'The Taskforce is our opportunity to change things for the better'
Mental Health Taskforce News
Today the Mental Health Taskforce publishes its recommendations for the future of mental healthcare in England. Rethink Mental Illness has been part of the taskforce, putting forward the views of people affected by mental illness and their carers. Brian Dow, our director of external affairs, explains what the taskforce is and how it could make a difference.
There’s a little joke we share in the office: “mental health; there’s a lot to get your head around”. Like all the best jokes (which I’m not claiming this is) there’s a large kernel of truth at its core. When discussing about mental health provision, it is incredibly easy to get bogged down in the complexities of funding, data, outcome measures (or their absence), cuts, waiting times and a lot of associated health jargon. But since joining Rethink Mental Illness, the thing that I have heard time and again is actually refreshingly straightforward. All people with a serious mental illness are asking for is the same level of quality treatment they would receive for a serious physical illness.
For many decades the treatment of mental health in the UK has lagged far behind the care and support available for physical health. Despite affecting one in four people and being both the largest single cost across the NHS and the most common reason for days lost from work, mental health has been neglected, to the detriment of those who live with and care for those affected.
Just this week I heard from a 20-year-old supporter called Tom who has been diagnosed with depression and a personality disorder. Over the years he has made several attempts on his life. The first time it happened, his mother Rebecca took him to A&E, only to be told there was nowhere for him to stay. The solution for this common health problem? She was told to drive her son the 110-mile-journey from Norwich to London, to the nearest bed.
That wouldn’t have happened if Tom was having a stroke or a heart attack.
It is an entirely unacceptable state of affairs and is of course a long way short of the “parity” that is often talked about between mental and physical health. This week, however, has seen the publication of a new Five Year Strategy that marks a hugely significant moment in the potential transformation of care for the millions of people who live with mental illness every day.
These recommendations are from the independent Mental Health Taskforce which was set up in March 2015 by NHS England, the body responsible for the delivery of the NHS on behalf of the Government.
This ambitious blueprint had input from health and social care leaders, professional bodies, charities, and those with first hand experience of mental illness. With our partners Mind, we gathered evidence from over 20,000 people into the Taskforce and once again, what we heard loud and clear was a need for services that would provide the same quality care and support that would be there for a physical health issue.

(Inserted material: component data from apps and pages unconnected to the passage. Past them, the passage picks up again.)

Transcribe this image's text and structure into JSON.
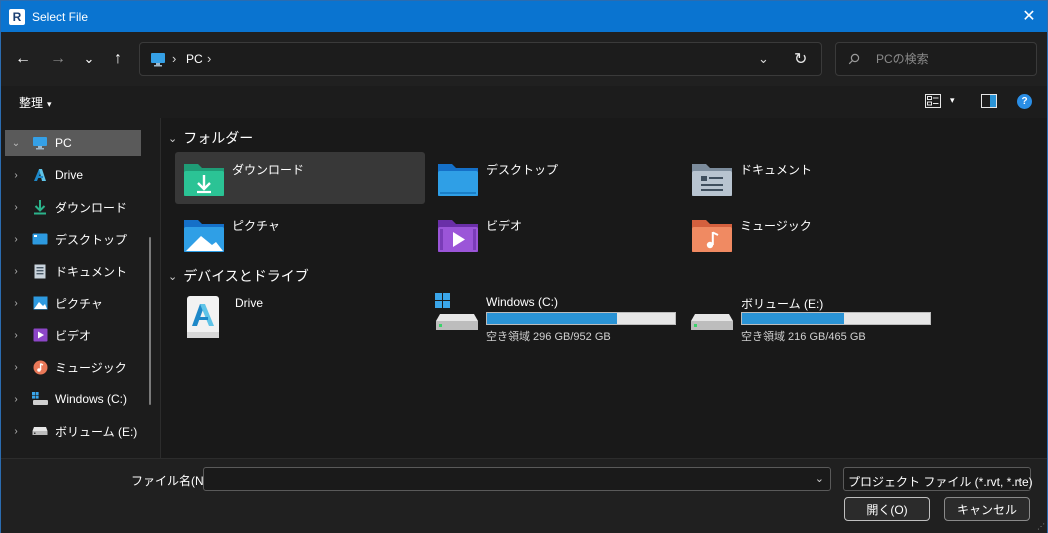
{
  "window": {
    "title": "Select File",
    "app_icon_letter": "R",
    "close_glyph": "✕"
  },
  "nav": {
    "back_glyph": "←",
    "forward_glyph": "→",
    "recent_glyph": "⌄",
    "up_glyph": "↑",
    "breadcrumb": [
      "PC"
    ],
    "crumb_sep": "›",
    "address_dropdown_glyph": "⌄",
    "refresh_glyph": "↻",
    "search_placeholder": "PCの検索"
  },
  "commandbar": {
    "organize_label": "整理",
    "caret_glyph": "▾",
    "help_glyph": "?"
  },
  "sidebar": {
    "items": [
      {
        "label": "PC",
        "icon": "pc-icon",
        "chev": "⌄",
        "selected": true
      },
      {
        "label": "Drive",
        "icon": "autodesk-drive-icon",
        "chev": "›"
      },
      {
        "label": "ダウンロード",
        "icon": "download-icon",
        "chev": "›"
      },
      {
        "label": "デスクトップ",
        "icon": "desktop-icon",
        "chev": "›"
      },
      {
        "label": "ドキュメント",
        "icon": "document-icon",
        "chev": "›"
      },
      {
        "label": "ピクチャ",
        "icon": "pictures-icon",
        "chev": "›"
      },
      {
        "label": "ビデオ",
        "icon": "video-icon",
        "chev": "›"
      },
      {
        "label": "ミュージック",
        "icon": "music-icon",
        "chev": "›"
      },
      {
        "label": "Windows (C:)",
        "icon": "windows-drive-icon",
        "chev": "›"
      },
      {
        "label": "ボリューム (E:)",
        "icon": "drive-icon",
        "chev": "›"
      }
    ]
  },
  "content": {
    "folders_header": "フォルダー",
    "devices_header": "デバイスとドライブ",
    "group_chev": "⌄",
    "folders": [
      {
        "label": "ダウンロード",
        "icon": "downloads-folder-icon",
        "selected": true
      },
      {
        "label": "デスクトップ",
        "icon": "desktop-folder-icon"
      },
      {
        "label": "ドキュメント",
        "icon": "documents-folder-icon"
      },
      {
        "label": "ピクチャ",
        "icon": "pictures-folder-icon"
      },
      {
        "label": "ビデオ",
        "icon": "videos-folder-icon"
      },
      {
        "label": "ミュージック",
        "icon": "music-folder-icon"
      }
    ],
    "drives": [
      {
        "label": "Drive",
        "icon": "autodesk-drive-icon"
      },
      {
        "label": "Windows (C:)",
        "icon": "windows-drive-icon",
        "usage": 0.69,
        "free_text": "空き領域 296 GB/952 GB"
      },
      {
        "label": "ボリューム (E:)",
        "icon": "drive-icon",
        "usage": 0.54,
        "free_text": "空き領域 216 GB/465 GB"
      }
    ]
  },
  "footer": {
    "filename_label": "ファイル名(N):",
    "filename_value": "",
    "dropdown_glyph": "⌄",
    "filetype_value": "プロジェクト ファイル (*.rvt, *.rte)",
    "open_label": "開く(O)",
    "cancel_label": "キャンセル",
    "grip_glyph": "⋰"
  },
  "colors": {
    "titlebar": "#0a74d0",
    "accent": "#2a93d5",
    "selection": "#383838"
  }
}
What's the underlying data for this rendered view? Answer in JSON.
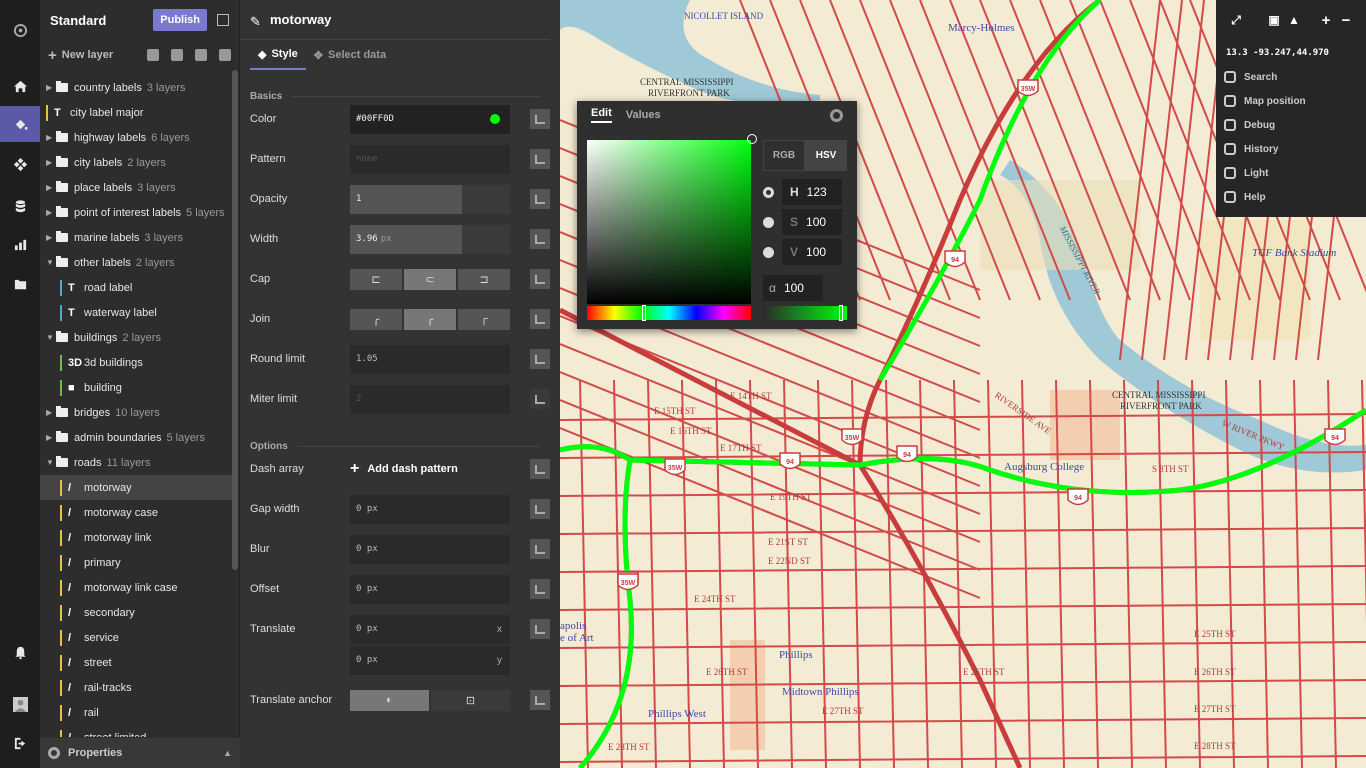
{
  "colors": {
    "accent": "#7a7ad0",
    "selected_color": "#00FF0D",
    "road_red": "#d24a4a",
    "map_bg": "#f4ebd4"
  },
  "rail": [
    {
      "icon": "logo-icon"
    },
    {
      "icon": "home-icon"
    },
    {
      "icon": "paint-bucket-icon"
    },
    {
      "icon": "components-icon"
    },
    {
      "icon": "database-icon"
    },
    {
      "icon": "chart-icon"
    },
    {
      "icon": "file-icon"
    },
    {
      "icon": "bell-icon"
    },
    {
      "icon": "user-icon"
    },
    {
      "icon": "logout-icon"
    }
  ],
  "layers_panel": {
    "title": "Standard",
    "publish": "Publish",
    "new_layer": "New layer",
    "properties": "Properties",
    "items": [
      {
        "kind": "group",
        "name": "country labels",
        "count": "3 layers",
        "open": false
      },
      {
        "kind": "layer",
        "type": "T",
        "name": "city label major",
        "bar": "#e8c23a",
        "child": false
      },
      {
        "kind": "group",
        "name": "highway labels",
        "count": "6 layers",
        "open": false
      },
      {
        "kind": "group",
        "name": "city labels",
        "count": "2 layers",
        "open": false
      },
      {
        "kind": "group",
        "name": "place labels",
        "count": "3 layers",
        "open": false
      },
      {
        "kind": "group",
        "name": "point of interest labels",
        "count": "5 layers",
        "open": false
      },
      {
        "kind": "group",
        "name": "marine labels",
        "count": "3 layers",
        "open": false
      },
      {
        "kind": "group",
        "name": "other labels",
        "count": "2 layers",
        "open": true
      },
      {
        "kind": "layer",
        "type": "T",
        "name": "road label",
        "bar": "#4aa8d8",
        "child": true
      },
      {
        "kind": "layer",
        "type": "T",
        "name": "waterway label",
        "bar": "#4aa8d8",
        "child": true
      },
      {
        "kind": "group",
        "name": "buildings",
        "count": "2 layers",
        "open": true
      },
      {
        "kind": "layer",
        "type": "3D",
        "name": "3d buildings",
        "bar": "#6ac04a",
        "child": true
      },
      {
        "kind": "layer",
        "type": "■",
        "name": "building",
        "bar": "#6ac04a",
        "child": true
      },
      {
        "kind": "group",
        "name": "bridges",
        "count": "10 layers",
        "open": false
      },
      {
        "kind": "group",
        "name": "admin boundaries",
        "count": "5 layers",
        "open": false
      },
      {
        "kind": "group",
        "name": "roads",
        "count": "11 layers",
        "open": true
      },
      {
        "kind": "layer",
        "type": "/",
        "name": "motorway",
        "bar": "#e8c23a",
        "child": true,
        "selected": true
      },
      {
        "kind": "layer",
        "type": "/",
        "name": "motorway case",
        "bar": "#e8c23a",
        "child": true
      },
      {
        "kind": "layer",
        "type": "/",
        "name": "motorway link",
        "bar": "#e8c23a",
        "child": true
      },
      {
        "kind": "layer",
        "type": "/",
        "name": "primary",
        "bar": "#e8c23a",
        "child": true
      },
      {
        "kind": "layer",
        "type": "/",
        "name": "motorway link case",
        "bar": "#e8c23a",
        "child": true
      },
      {
        "kind": "layer",
        "type": "/",
        "name": "secondary",
        "bar": "#e8c23a",
        "child": true
      },
      {
        "kind": "layer",
        "type": "/",
        "name": "service",
        "bar": "#e8c23a",
        "child": true
      },
      {
        "kind": "layer",
        "type": "/",
        "name": "street",
        "bar": "#e8c23a",
        "child": true
      },
      {
        "kind": "layer",
        "type": "/",
        "name": "rail-tracks",
        "bar": "#e8c23a",
        "child": true
      },
      {
        "kind": "layer",
        "type": "/",
        "name": "rail",
        "bar": "#e8c23a",
        "child": true
      },
      {
        "kind": "layer",
        "type": "/",
        "name": "street limited",
        "bar": "#e8c23a",
        "child": true
      }
    ]
  },
  "style_panel": {
    "layer_name": "motorway",
    "tab_style": "Style",
    "tab_select": "Select data",
    "section_basics": "Basics",
    "section_options": "Options",
    "color_label": "Color",
    "color_value": "#00FF0D",
    "pattern_label": "Pattern",
    "pattern_placeholder": "none",
    "opacity_label": "Opacity",
    "opacity_value": "1",
    "width_label": "Width",
    "width_value": "3.96",
    "width_unit": "px",
    "cap_label": "Cap",
    "join_label": "Join",
    "roundlimit_label": "Round limit",
    "roundlimit_value": "1.05",
    "miterlimit_label": "Miter limit",
    "miterlimit_value": "2",
    "dash_label": "Dash array",
    "add_dash": "Add dash pattern",
    "gap_label": "Gap width",
    "gap_value": "0 px",
    "blur_label": "Blur",
    "blur_value": "0 px",
    "offset_label": "Offset",
    "offset_value": "0 px",
    "translate_label": "Translate",
    "translate_x": "0 px",
    "translate_y": "0 px",
    "x_axis": "x",
    "y_axis": "y",
    "anchor_label": "Translate anchor"
  },
  "picker": {
    "tab_edit": "Edit",
    "tab_values": "Values",
    "rgb": "RGB",
    "hsv": "HSV",
    "h_key": "H",
    "h_val": "123",
    "s_key": "S",
    "s_val": "100",
    "v_key": "V",
    "v_val": "100",
    "a_key": "α",
    "a_val": "100"
  },
  "map_controls": {
    "coords": "13.3 -93.247,44.970",
    "items": [
      {
        "label": "Search",
        "icon": "search-icon"
      },
      {
        "label": "Map position",
        "icon": "target-icon"
      },
      {
        "label": "Debug",
        "icon": "bug-icon"
      },
      {
        "label": "History",
        "icon": "history-icon"
      },
      {
        "label": "Light",
        "icon": "sun-icon"
      },
      {
        "label": "Help",
        "icon": "help-icon"
      }
    ]
  },
  "map_labels": {
    "nicollet": "NICOLLET ISLAND",
    "marcy": "Marcy-Holmes",
    "cmrp1": "CENTRAL MISSISSIPPI",
    "cmrp1b": "RIVERFRONT PARK",
    "cmrp2": "CENTRAL MISSISSIPPI",
    "cmrp2b": "RIVERFRONT PARK",
    "tcf": "TCF Bank Stadium",
    "augsburg": "Augsburg College",
    "phillips": "Phillips",
    "midtown": "Midtown Phillips",
    "phillips_west": "Phillips West",
    "mississippi": "MISSISSIPPI RIVER",
    "apolis": "apolis",
    "ofart": "e of Art",
    "riverside": "RIVERSIDE AVE",
    "e15": "E 15TH ST",
    "e16": "E 16TH ST",
    "e17": "E 17TH ST",
    "e14": "E 14TH ST",
    "e19": "E 19TH ST",
    "e21": "E 21ST ST",
    "e22": "E 22ND ST",
    "e24": "E 24TH ST",
    "e25": "E 25TH ST",
    "e26a": "E 26TH ST",
    "e26b": "E 26TH ST",
    "e26c": "E 26TH ST",
    "e27a": "E 27TH ST",
    "e27b": "E 27TH ST",
    "e28a": "E 28TH ST",
    "e28b": "E 28TH ST",
    "s8": "S 8TH ST",
    "wriver": "W RIVER PKWY",
    "shields": [
      "35W",
      "94",
      "35W",
      "35W",
      "94",
      "94",
      "94",
      "35W",
      "35W",
      "94"
    ]
  }
}
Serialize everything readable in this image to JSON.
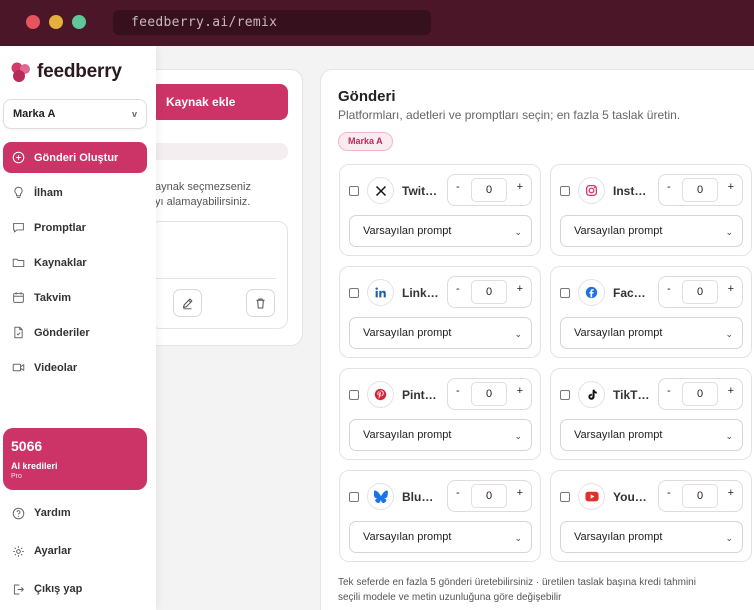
{
  "browser": {
    "url": "feedberry.ai/remix"
  },
  "background_panel": {
    "add_source_label": "Kaynak ekle",
    "hint_line1": "aynak seçmezseniz",
    "hint_line2": "yı alamayabilirsiniz."
  },
  "sidebar": {
    "logo_text": "feedberry",
    "brand_select": "Marka A",
    "nav": [
      {
        "label": "Gönderi Oluştur",
        "icon": "plus-circle-icon",
        "active": true
      },
      {
        "label": "İlham",
        "icon": "lightbulb-icon"
      },
      {
        "label": "Promptlar",
        "icon": "chat-icon"
      },
      {
        "label": "Kaynaklar",
        "icon": "folder-icon"
      },
      {
        "label": "Takvim",
        "icon": "calendar-icon"
      },
      {
        "label": "Gönderiler",
        "icon": "document-icon"
      },
      {
        "label": "Videolar",
        "icon": "video-icon"
      }
    ],
    "credits": {
      "value": "5066",
      "label": "AI kredileri",
      "plan": "Pro"
    },
    "bottom": [
      {
        "label": "Yardım",
        "icon": "help-icon"
      },
      {
        "label": "Ayarlar",
        "icon": "gear-icon"
      },
      {
        "label": "Çıkış yap",
        "icon": "logout-icon"
      }
    ]
  },
  "main": {
    "title": "Gönderi",
    "subtitle": "Platformları, adetleri ve promptları seçin; en fazla 5 taslak üretin.",
    "brand_chip": "Marka A",
    "platforms": [
      {
        "name": "Twit…",
        "count": "0",
        "prompt": "Varsayılan prompt",
        "icon": "x-icon"
      },
      {
        "name": "Inst…",
        "count": "0",
        "prompt": "Varsayılan prompt",
        "icon": "instagram-icon"
      },
      {
        "name": "Link…",
        "count": "0",
        "prompt": "Varsayılan prompt",
        "icon": "linkedin-icon"
      },
      {
        "name": "Fac…",
        "count": "0",
        "prompt": "Varsayılan prompt",
        "icon": "facebook-icon"
      },
      {
        "name": "Pint…",
        "count": "0",
        "prompt": "Varsayılan prompt",
        "icon": "pinterest-icon"
      },
      {
        "name": "TikT…",
        "count": "0",
        "prompt": "Varsayılan prompt",
        "icon": "tiktok-icon"
      },
      {
        "name": "Blu…",
        "count": "0",
        "prompt": "Varsayılan prompt",
        "icon": "bluesky-icon"
      },
      {
        "name": "You…",
        "count": "0",
        "prompt": "Varsayılan prompt",
        "icon": "youtube-icon"
      }
    ],
    "stepper_minus": "-",
    "stepper_plus": "+",
    "footnote_line1": "Tek seferde en fazla 5 gönderi üretebilirsiniz · üretilen taslak başına kredi tahmini",
    "footnote_line2": "seçili modele ve metin uzunluğuna göre değişebilir"
  },
  "colors": {
    "accent": "#cc3467",
    "chrome": "#4b1628"
  }
}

This is now the chance to make a reality of that hope.
It is a meaty and powerful document and makes, rightly, a number of recommendations of the various players across the sector – necessary if we are to have the quantum leap forward that is required. There is much in it that will be of comfort to people like Tom and Rebecca.
Firstly, it recommends better access to high-quality services close to home. Of course it is impossible to have every single specialist service within a matter of minutes of someone’s home; there will always need to be decisions about location and concentration of services but as a litmus test, a 220 mile round trip for someone in a crisis will, hopefully, be seen as a relic of the past.
Another is better carer engagement, which means health professionals should be trained to better involve, where appropriate, the family or close friends of those with a mental illness. It is often difficult for anyone with any kind of serious illness to advocate for themselves but if someone is experiencing, for example, an episode of psychosis it goes without saying that the input and guidance of a carer or family member can be critical to a successful outcome.
Another recommendation is around prescribing medication, and how health professionals need to improve the way they involve people in decisions about their own treatment. This is important for a whole variety of reasons amongst which is the side-effects of medication often including significant weight gain. We know people with a serious mental illness die on average 20 years sooner than the rest of the population, largely because their physical health is neglected.
Welcome too is the recommendation acknowledging that people in secure care, who historically have been kept in hospital for months or years beyond what is clinically necessary, should have the right support to rejoin their communities sooner, and continue their recovery there.
Of course, since the recommendations are broad and bold, there is a need to match these with a similar ambition on investment. To implement these and other recommendations, the Taskforce estimates an additional £1billion per year from 2021, and that’s in addition to recent mental health funding announcements.
The Taskforce is independent, and these are only recommendations. Now the focus shifts to what policy makers call 'delivery'. In other words, ensuring that it doesn’t go the way of other valuable reports and end up on a shelf already groaning with dust.
Thousands of people like Tom and Rebecca deserve better than they have had in the past, and this is our opportunity to make that a reality. This is a chance that will not come around again quickly and must not be lost.
For more detail on the Mental Health Taskforce, visit www.rethink.org/taskforce